[Opening EXCERPTED DATA section]
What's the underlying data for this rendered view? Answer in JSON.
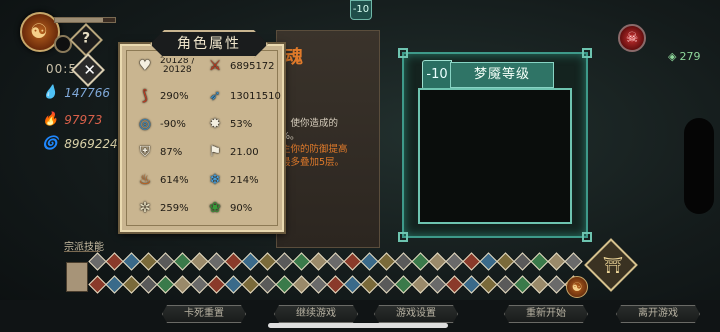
{
  "hud": {
    "timer": "00:5",
    "help_label": "?",
    "close_label": "✕",
    "stats": [
      {
        "icon": "water-icon",
        "value": "147766"
      },
      {
        "icon": "flame-icon",
        "value": "97973"
      },
      {
        "icon": "spiral-icon",
        "value": "8969224"
      }
    ]
  },
  "top": {
    "level_badge": "-10",
    "currency": "279"
  },
  "bg_card": {
    "title": "魂",
    "text_lines": [
      "，使你造成的",
      "%。",
      "主你的防御提高",
      "最多叠加5层。"
    ]
  },
  "attributes": {
    "title": "角色属性",
    "items": [
      {
        "name": "health",
        "icon": "heart-icon",
        "value": "20128 / 20128",
        "top": "20128 /",
        "bottom": "20128",
        "color": "#f4efe0"
      },
      {
        "name": "attack",
        "icon": "claw-icon",
        "value": "6895172",
        "color": "#c83a20"
      },
      {
        "name": "crit-damage",
        "icon": "slash-icon",
        "value": "290%",
        "color": "#c83a20"
      },
      {
        "name": "skill-damage",
        "icon": "dash-icon",
        "value": "13011510",
        "color": "#3a8ec8"
      },
      {
        "name": "cooldown",
        "icon": "ring-icon",
        "value": "-90%",
        "color": "#3a8ec8"
      },
      {
        "name": "crit-rate",
        "icon": "burst-icon",
        "value": "53%",
        "color": "#f4efe0"
      },
      {
        "name": "defense",
        "icon": "shield-icon",
        "value": "87%",
        "color": "#f4efe0"
      },
      {
        "name": "speed",
        "icon": "boot-icon",
        "value": "21.00",
        "color": "#f4efe0"
      },
      {
        "name": "fire-bonus",
        "icon": "fire-icon",
        "value": "614%",
        "color": "#e06a18"
      },
      {
        "name": "ice-bonus",
        "icon": "snowflake-icon",
        "value": "214%",
        "color": "#4aa8e8"
      },
      {
        "name": "dodge",
        "icon": "swirl-icon",
        "value": "259%",
        "color": "#e8e0c0"
      },
      {
        "name": "poison-bonus",
        "icon": "poison-icon",
        "value": "90%",
        "color": "#3a9a3a"
      }
    ]
  },
  "dream": {
    "badge": "-10",
    "title": "梦魇等级"
  },
  "skills": {
    "label": "宗派技能",
    "count": 58
  },
  "menu": {
    "buttons": [
      "卡死重置",
      "继续游戏",
      "游戏设置",
      "重新开始",
      "离开游戏"
    ]
  }
}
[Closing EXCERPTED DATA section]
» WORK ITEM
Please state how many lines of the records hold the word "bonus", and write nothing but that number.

» THE ANSWER
3